Items from an interface collection
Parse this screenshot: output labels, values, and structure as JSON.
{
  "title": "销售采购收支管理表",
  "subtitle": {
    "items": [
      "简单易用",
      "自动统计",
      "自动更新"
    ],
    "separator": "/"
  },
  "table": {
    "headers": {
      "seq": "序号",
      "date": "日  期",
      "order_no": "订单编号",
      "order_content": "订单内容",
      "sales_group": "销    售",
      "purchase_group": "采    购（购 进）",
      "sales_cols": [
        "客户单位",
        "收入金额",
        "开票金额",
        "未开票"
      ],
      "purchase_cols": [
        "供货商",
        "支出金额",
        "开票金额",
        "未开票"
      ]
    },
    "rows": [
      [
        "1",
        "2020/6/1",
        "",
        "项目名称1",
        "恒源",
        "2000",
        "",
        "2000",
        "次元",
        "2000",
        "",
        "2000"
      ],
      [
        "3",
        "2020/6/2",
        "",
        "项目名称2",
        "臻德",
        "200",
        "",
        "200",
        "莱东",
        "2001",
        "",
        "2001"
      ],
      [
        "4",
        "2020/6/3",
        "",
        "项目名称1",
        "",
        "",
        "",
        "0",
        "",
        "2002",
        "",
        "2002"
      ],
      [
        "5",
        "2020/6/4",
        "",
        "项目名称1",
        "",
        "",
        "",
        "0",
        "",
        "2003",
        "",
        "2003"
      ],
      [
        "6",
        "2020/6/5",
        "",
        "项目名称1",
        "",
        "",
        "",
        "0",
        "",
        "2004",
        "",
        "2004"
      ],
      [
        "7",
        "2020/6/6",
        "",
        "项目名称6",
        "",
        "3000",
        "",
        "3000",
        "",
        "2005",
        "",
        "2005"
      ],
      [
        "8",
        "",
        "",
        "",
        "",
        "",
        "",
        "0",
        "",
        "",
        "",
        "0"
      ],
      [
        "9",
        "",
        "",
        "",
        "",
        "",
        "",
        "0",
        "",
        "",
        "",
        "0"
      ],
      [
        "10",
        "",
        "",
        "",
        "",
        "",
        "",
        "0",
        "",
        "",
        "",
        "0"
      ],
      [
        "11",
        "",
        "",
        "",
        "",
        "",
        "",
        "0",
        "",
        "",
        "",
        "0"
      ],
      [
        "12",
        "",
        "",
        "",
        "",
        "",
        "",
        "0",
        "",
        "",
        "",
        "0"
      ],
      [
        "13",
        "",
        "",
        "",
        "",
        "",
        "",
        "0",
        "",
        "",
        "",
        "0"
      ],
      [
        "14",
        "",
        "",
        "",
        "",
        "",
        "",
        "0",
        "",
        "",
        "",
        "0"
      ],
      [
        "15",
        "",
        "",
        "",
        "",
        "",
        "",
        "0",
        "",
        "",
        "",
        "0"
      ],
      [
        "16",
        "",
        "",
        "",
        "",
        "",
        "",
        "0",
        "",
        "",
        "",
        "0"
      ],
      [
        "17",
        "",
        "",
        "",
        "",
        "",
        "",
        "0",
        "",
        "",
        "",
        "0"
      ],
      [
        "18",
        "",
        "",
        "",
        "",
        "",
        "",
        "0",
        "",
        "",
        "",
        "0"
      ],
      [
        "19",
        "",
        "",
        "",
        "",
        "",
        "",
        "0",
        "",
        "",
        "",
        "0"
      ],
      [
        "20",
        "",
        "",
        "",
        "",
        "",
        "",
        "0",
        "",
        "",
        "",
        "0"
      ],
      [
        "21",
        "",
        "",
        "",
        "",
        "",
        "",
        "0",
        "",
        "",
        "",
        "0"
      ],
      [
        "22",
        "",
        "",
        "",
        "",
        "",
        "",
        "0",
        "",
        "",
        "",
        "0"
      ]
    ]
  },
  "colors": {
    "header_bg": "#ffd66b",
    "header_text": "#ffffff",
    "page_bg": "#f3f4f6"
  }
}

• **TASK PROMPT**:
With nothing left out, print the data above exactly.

• **EXERCISE SOLUTION**:
Parse this screenshot: output labels, values, and structure as JSON.
{
  "title": "销售采购收支管理表",
  "subtitle": {
    "items": [
      "简单易用",
      "自动统计",
      "自动更新"
    ],
    "separator": "/"
  },
  "table": {
    "headers": {
      "seq": "序号",
      "date": "日  期",
      "order_no": "订单编号",
      "order_content": "订单内容",
      "sales_group": "销    售",
      "purchase_group": "采    购（购 进）",
      "sales_cols": [
        "客户单位",
        "收入金额",
        "开票金额",
        "未开票"
      ],
      "purchase_cols": [
        "供货商",
        "支出金额",
        "开票金额",
        "未开票"
      ]
    },
    "rows": [
      [
        "1",
        "2020/6/1",
        "",
        "项目名称1",
        "恒源",
        "2000",
        "",
        "2000",
        "次元",
        "2000",
        "",
        "2000"
      ],
      [
        "3",
        "2020/6/2",
        "",
        "项目名称2",
        "臻德",
        "200",
        "",
        "200",
        "莱东",
        "2001",
        "",
        "2001"
      ],
      [
        "4",
        "2020/6/3",
        "",
        "项目名称1",
        "",
        "",
        "",
        "0",
        "",
        "2002",
        "",
        "2002"
      ],
      [
        "5",
        "2020/6/4",
        "",
        "项目名称1",
        "",
        "",
        "",
        "0",
        "",
        "2003",
        "",
        "2003"
      ],
      [
        "6",
        "2020/6/5",
        "",
        "项目名称1",
        "",
        "",
        "",
        "0",
        "",
        "2004",
        "",
        "2004"
      ],
      [
        "7",
        "2020/6/6",
        "",
        "项目名称6",
        "",
        "3000",
        "",
        "3000",
        "",
        "2005",
        "",
        "2005"
      ],
      [
        "8",
        "",
        "",
        "",
        "",
        "",
        "",
        "0",
        "",
        "",
        "",
        "0"
      ],
      [
        "9",
        "",
        "",
        "",
        "",
        "",
        "",
        "0",
        "",
        "",
        "",
        "0"
      ],
      [
        "10",
        "",
        "",
        "",
        "",
        "",
        "",
        "0",
        "",
        "",
        "",
        "0"
      ],
      [
        "11",
        "",
        "",
        "",
        "",
        "",
        "",
        "0",
        "",
        "",
        "",
        "0"
      ],
      [
        "12",
        "",
        "",
        "",
        "",
        "",
        "",
        "0",
        "",
        "",
        "",
        "0"
      ],
      [
        "13",
        "",
        "",
        "",
        "",
        "",
        "",
        "0",
        "",
        "",
        "",
        "0"
      ],
      [
        "14",
        "",
        "",
        "",
        "",
        "",
        "",
        "0",
        "",
        "",
        "",
        "0"
      ],
      [
        "15",
        "",
        "",
        "",
        "",
        "",
        "",
        "0",
        "",
        "",
        "",
        "0"
      ],
      [
        "16",
        "",
        "",
        "",
        "",
        "",
        "",
        "0",
        "",
        "",
        "",
        "0"
      ],
      [
        "17",
        "",
        "",
        "",
        "",
        "",
        "",
        "0",
        "",
        "",
        "",
        "0"
      ],
      [
        "18",
        "",
        "",
        "",
        "",
        "",
        "",
        "0",
        "",
        "",
        "",
        "0"
      ],
      [
        "19",
        "",
        "",
        "",
        "",
        "",
        "",
        "0",
        "",
        "",
        "",
        "0"
      ],
      [
        "20",
        "",
        "",
        "",
        "",
        "",
        "",
        "0",
        "",
        "",
        "",
        "0"
      ],
      [
        "21",
        "",
        "",
        "",
        "",
        "",
        "",
        "0",
        "",
        "",
        "",
        "0"
      ],
      [
        "22",
        "",
        "",
        "",
        "",
        "",
        "",
        "0",
        "",
        "",
        "",
        "0"
      ]
    ]
  },
  "colors": {
    "header_bg": "#ffd66b",
    "header_text": "#ffffff",
    "page_bg": "#f3f4f6"
  }
}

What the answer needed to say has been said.